The history of Aberdeen and specially selected photographs
The Rivers Dee and Don flow into the North Sea within three miles of each other, just north of where the Grampian mountains extend to the coast, pushing the main routes from north to south far over to the east. In this pivotal position, the royal burgh of Aberdeen grew where the routes from north, south and west came together, plus, of course, the sea route from the east.
Just before the Dee reaches the sea, its waters spread out into shallow mud flats, covered at high tide, but partly exposed as the tide ebbed. This place was known as the Inches, from the Celtic word for islands. In this natural harbour vessels could lie in safety, protected from storms by the long spit of sand that separates the Inches from the open sea. Rising steeply from the northern edge of the Inches was what was to become known as Castlehill. Here, the earliest inhabitants could see any danger approaching and build some sort of protective structure for themselves.
Long before any settled community was established, humans came to live in the area, following the retreat of the glaciers at the end of the last ice age. Some of them we know as Strand Loopers. They have left us shell middens; large piles of shells from the shellfish that formed an important part of their diet. Much later, about four millennia ago, people all over the British Isles were erecting stone circles. Huge stones, sometimes weighing several tons, were dragged to the tops of hills. This effort was stupendous, especially as the builders did not have any mechanical devices to help with the work. In the north-east, as an indication of things to come, we went our own way. A large stone was laid on its side, with the two tallest uprights at either end. In many parts of the rural north-east, these unique recumbent stone circles can still be seen. Ancient structures do not often survive urbanisation. But within the city boundary, at the edge of a high plateau, is the Lang Stene at Hilton, a huge monolith, perhaps the sole survivor of a circle. The built-up area surrounded it in the 1920s.

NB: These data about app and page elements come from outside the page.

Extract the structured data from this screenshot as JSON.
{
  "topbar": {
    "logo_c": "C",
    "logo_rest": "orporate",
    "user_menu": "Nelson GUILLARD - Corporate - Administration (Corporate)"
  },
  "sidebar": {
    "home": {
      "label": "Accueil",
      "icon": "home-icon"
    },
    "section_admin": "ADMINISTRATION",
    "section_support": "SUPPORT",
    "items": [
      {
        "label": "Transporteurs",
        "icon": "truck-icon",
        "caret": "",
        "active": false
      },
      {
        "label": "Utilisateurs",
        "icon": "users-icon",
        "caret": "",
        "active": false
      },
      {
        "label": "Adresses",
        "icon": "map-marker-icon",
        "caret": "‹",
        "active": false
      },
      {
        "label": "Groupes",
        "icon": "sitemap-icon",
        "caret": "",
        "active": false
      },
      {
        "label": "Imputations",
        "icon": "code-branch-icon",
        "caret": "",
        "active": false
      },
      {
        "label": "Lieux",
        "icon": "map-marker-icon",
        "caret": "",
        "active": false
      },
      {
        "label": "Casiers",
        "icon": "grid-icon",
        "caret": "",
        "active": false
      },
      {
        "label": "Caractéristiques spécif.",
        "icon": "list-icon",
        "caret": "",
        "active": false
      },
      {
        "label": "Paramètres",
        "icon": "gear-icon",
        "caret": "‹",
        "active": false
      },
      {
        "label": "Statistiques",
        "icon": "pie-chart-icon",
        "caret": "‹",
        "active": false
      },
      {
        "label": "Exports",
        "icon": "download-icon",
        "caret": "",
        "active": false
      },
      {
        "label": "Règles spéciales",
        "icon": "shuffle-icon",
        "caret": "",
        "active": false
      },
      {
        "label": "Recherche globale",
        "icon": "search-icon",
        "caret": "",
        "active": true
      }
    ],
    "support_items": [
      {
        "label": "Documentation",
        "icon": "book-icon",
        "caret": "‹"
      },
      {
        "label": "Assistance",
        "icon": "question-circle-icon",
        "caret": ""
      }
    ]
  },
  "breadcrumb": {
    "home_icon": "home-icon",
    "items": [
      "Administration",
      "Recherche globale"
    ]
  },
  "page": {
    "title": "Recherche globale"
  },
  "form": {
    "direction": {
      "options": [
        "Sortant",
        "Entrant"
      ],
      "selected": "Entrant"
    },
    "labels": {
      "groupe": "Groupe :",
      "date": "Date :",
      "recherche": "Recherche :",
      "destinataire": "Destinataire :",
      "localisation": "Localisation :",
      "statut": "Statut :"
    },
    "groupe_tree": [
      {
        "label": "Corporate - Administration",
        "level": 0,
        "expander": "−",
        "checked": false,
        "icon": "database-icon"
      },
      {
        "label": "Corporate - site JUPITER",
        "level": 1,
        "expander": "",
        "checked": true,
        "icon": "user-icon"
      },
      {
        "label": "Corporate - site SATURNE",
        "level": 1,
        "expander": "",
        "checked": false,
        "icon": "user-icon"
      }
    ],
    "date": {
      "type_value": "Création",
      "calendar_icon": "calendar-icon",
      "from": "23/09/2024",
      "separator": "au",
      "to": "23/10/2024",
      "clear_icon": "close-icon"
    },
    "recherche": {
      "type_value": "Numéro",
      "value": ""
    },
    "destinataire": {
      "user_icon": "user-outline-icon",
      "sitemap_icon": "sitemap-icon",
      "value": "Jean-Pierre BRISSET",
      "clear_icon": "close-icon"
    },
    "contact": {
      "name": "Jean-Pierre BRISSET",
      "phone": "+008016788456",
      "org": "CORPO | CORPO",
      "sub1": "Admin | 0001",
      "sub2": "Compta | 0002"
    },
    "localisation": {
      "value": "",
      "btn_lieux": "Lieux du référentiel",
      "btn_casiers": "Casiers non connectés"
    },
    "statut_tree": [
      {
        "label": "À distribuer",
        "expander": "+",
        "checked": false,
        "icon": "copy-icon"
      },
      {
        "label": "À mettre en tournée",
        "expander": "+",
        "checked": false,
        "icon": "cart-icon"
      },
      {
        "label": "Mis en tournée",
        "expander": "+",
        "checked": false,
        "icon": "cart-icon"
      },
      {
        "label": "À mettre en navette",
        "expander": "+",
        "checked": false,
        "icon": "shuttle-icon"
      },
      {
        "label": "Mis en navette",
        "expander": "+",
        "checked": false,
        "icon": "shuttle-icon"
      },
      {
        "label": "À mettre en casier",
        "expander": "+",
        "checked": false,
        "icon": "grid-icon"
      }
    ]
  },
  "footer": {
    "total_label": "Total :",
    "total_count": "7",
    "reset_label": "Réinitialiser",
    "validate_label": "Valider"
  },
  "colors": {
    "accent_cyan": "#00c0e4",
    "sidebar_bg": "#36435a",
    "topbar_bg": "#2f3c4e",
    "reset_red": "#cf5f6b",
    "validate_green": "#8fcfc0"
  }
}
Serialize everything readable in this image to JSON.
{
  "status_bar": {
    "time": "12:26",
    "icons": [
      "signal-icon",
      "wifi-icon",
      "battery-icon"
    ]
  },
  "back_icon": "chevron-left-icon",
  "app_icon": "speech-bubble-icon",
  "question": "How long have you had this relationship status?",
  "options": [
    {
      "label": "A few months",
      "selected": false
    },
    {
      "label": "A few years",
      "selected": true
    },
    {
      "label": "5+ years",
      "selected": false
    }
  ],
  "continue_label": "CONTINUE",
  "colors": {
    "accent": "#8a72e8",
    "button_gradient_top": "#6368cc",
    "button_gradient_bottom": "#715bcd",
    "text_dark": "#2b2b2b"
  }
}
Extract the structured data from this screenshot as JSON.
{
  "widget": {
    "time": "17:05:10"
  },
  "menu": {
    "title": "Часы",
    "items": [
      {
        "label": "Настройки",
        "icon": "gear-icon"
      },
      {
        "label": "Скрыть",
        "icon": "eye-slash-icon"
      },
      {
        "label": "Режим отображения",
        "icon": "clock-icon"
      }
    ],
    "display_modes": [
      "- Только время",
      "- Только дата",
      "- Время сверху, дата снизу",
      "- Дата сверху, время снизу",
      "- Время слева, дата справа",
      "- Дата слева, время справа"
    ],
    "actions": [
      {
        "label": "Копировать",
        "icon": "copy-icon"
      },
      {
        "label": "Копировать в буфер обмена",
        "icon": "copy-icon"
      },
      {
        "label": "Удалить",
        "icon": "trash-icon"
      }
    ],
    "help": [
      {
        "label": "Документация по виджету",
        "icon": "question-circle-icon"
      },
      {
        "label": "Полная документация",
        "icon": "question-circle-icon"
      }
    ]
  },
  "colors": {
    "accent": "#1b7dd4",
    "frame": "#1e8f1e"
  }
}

Later still, about two millennia ago, the Roman legions marched across Caledonia. Did men from what was to become Aberdeen join the combined force of the Celtic peoples who fought in AD 84 at the battle of Mons Graupius, the earliest recorded battle in the north-east? The Romans won the battle, but decided not to attempt a permanent subjugation of our land. So while places to the south have the foundations of villas and inscribed gravestones to show that the Romans had been there, we have only the spectral outlines of marching camps, and a few Roman fish-hooks found in the estuary of the Dee. Perhaps the men of the Roman navy, who followed the legions as they moved north, enjoyed some Dee salmon.
The Name of the City: The name ‘Aberdeen’ is a mystery. ‘Aber’ is a Brythonic prefix, meaning ‘near the mouth of’. ‘Aber’ names are common in Wales, but in Scotland there are also ‘Inver’ names. This is the Gaelic equivalent and “Inver’ names are later, dating from the 6th century onwards, the time of Irish missionaries from Iona.Usually what follows the prefix is the river name, but ‘deen’ is neither Dee nor Don. It could be either or both! The ‘Aber’ prefix suggests that the name is very old. Has there been a settled community here since Roman times or earlier?
The earliest official reference to the existence of Aberdeen as a community comes with the royal charter granted to the burgh in 1179 by William the Lion, King of Scots. In this charter, as in many others of similar date, the king states that he is confirming the charter granted by David I, his grandfather. No charter of King David’s time exists anywhere in Scotland. It may be that, previous to William the Lion’s time, the king only spoke in the presence of witnesses when granting charters. This tiny charter is the oldest of a huge collection of historic documents carefully preserved by the city council over a period of more than eight centuries. This splendid archive is the most complete set of civic records in Scotland and probably in Britain, apart from those of London. They are stored securely in the Town House, Aberdeen’s municipal headquarters in the middle of the city.
During the following two centuries, English armies marched all over Scotland as the English kings tried to establish suzerainty over the whole of the British Isles. According to one contemporary historical account, one hundred English ships were burnt in Aberdeen harbour by rebels supporting William Wallace. There probably was some fire under this smoke, but, as was often the case, numbers were greatly exaggerated. It is unlikely that the English had so many vessels to bring north. However the city’s support for the Bruce in the following years shows that this was not just idle boasting. When King Robert the Bruce was leading the fight for Scottish sovereignty against the English, the citizens of Aberdeen were his consistent and determined supporters. It is said that he was hidden in one of the burgh’s friaries when he was too ill to travel. The citizens combined one night to attack the English garrison, which was building a castle on the Castlehill. The attack was a success. The garrison were all killed, and the castle was dismantled to prevent its use by any future English expedition. It is suggested that the city’s motto, ‘Bon Accord’ (the good agreement), was first used as the password for those who assembled to make this attack. But the great historian of Bruce’s times, John Barbour, himself an Aberdonian, does not mention it. This simply makes the story all the more remarkable. What is certain is that, for many centuries, this motto has been used with great pride by Aberdonians and remains part of the city’s coat of arms to this day.